Dataset rows for apps and sites
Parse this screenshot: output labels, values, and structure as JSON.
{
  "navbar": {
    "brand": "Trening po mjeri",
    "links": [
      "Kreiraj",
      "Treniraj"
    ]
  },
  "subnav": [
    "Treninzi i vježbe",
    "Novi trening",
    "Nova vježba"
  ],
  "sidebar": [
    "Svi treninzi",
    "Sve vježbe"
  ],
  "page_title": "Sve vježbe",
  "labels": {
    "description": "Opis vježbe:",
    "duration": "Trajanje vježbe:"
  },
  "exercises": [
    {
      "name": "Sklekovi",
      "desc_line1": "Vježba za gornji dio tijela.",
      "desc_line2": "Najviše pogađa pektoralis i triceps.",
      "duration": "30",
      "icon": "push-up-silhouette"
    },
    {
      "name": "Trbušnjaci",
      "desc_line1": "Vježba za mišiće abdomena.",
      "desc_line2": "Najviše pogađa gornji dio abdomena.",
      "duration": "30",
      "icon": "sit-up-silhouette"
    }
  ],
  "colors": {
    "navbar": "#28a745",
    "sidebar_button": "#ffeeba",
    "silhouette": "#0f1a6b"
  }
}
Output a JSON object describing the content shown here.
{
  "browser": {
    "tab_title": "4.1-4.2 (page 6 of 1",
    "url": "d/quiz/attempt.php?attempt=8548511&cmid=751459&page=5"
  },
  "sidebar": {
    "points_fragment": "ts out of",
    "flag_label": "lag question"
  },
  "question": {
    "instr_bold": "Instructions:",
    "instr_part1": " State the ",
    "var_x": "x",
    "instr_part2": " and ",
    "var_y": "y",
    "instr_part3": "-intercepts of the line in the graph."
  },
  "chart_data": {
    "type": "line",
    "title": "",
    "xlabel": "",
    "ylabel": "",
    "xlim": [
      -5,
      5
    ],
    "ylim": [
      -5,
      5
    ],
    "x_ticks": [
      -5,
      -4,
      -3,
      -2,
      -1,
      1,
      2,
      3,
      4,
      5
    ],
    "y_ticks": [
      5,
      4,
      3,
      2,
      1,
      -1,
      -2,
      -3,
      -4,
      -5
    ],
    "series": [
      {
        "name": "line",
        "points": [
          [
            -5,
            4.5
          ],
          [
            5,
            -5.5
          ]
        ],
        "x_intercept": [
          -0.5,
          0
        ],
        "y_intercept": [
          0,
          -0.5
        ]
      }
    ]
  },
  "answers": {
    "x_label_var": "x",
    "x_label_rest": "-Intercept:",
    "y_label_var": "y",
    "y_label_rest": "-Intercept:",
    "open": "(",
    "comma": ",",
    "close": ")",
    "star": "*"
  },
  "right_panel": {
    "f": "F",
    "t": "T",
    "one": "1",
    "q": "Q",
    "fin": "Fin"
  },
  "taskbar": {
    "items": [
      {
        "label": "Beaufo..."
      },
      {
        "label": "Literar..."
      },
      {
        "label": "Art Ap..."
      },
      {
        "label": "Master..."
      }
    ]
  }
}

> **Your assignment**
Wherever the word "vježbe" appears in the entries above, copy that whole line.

> **Solved problem**
    "Treninzi i vježbe",
    "Sve vježbe"
  "page_title": "Sve vježbe",
    "description": "Opis vježbe:",
    "duration": "Trajanje vježbe:"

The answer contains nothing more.